━━━ Records provided
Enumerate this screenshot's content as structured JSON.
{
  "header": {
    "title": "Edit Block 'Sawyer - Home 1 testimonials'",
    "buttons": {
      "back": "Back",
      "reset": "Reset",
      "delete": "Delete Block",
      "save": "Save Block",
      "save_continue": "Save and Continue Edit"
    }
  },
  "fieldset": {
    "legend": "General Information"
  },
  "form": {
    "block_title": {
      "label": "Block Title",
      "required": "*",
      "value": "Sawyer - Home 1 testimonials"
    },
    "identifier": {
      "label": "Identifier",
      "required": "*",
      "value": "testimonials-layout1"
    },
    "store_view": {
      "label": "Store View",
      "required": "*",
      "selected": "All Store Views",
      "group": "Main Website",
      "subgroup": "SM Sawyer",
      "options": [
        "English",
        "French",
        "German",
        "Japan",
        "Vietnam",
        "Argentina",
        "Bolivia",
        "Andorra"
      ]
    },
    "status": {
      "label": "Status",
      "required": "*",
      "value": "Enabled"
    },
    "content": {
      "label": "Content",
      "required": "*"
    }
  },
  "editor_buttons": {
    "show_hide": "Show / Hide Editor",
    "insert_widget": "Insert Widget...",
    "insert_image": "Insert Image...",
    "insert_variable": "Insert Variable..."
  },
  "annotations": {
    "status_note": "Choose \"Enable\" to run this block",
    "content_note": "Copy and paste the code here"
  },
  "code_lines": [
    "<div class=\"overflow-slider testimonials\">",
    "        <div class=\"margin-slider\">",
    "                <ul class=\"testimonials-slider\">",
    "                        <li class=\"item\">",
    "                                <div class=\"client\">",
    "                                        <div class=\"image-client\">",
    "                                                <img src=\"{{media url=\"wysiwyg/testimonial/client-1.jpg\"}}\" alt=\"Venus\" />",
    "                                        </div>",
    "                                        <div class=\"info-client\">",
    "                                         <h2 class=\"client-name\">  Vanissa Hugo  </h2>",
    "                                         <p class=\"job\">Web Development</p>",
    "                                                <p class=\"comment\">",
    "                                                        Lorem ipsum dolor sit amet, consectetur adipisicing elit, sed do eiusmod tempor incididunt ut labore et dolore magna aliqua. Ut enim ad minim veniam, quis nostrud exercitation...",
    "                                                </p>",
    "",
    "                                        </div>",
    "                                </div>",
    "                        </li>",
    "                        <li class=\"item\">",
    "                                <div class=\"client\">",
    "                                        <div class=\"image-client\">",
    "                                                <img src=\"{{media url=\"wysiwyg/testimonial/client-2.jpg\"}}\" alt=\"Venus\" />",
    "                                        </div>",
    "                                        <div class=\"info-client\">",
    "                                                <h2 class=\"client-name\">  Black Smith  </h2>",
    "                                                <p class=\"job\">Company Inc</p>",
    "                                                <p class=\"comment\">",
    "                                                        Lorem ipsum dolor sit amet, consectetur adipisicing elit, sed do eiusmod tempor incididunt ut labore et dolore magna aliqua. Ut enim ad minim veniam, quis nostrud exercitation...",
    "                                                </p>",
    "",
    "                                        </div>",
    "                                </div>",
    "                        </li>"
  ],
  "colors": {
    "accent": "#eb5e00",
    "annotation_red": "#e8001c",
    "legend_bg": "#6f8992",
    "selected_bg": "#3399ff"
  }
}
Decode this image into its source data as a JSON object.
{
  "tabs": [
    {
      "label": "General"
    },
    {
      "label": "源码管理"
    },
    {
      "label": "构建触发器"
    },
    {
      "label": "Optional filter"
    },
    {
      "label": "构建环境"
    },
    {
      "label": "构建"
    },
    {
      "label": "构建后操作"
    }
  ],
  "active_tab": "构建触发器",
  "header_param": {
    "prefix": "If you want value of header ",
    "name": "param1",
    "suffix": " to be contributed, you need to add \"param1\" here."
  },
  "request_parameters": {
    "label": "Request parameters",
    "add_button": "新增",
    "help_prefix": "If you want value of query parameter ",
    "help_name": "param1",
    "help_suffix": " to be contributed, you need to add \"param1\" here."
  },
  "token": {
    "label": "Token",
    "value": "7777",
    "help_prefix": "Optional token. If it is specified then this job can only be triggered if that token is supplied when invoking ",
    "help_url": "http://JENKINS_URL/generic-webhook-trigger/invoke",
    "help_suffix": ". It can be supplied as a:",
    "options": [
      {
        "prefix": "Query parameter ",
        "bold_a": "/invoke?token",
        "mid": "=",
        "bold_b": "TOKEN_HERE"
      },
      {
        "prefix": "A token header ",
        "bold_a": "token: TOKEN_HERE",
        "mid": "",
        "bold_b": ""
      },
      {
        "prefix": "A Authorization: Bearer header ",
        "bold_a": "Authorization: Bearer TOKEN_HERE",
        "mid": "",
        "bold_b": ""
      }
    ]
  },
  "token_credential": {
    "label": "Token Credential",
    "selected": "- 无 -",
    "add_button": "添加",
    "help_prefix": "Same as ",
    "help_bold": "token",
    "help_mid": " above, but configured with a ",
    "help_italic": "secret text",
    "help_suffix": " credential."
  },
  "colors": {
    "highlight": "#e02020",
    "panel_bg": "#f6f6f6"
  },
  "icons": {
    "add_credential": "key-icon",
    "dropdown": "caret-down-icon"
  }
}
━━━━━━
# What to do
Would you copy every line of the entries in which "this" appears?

# Output
Enumerate this screenshot's content as structured JSON.
    "status_note": "Choose \"Enable\" to run this block",
Decode this image into its source data as a JSON object.
    "help_prefix": "Optional token. If it is specified then this job can only be triggered if that token is supplied when invoking ",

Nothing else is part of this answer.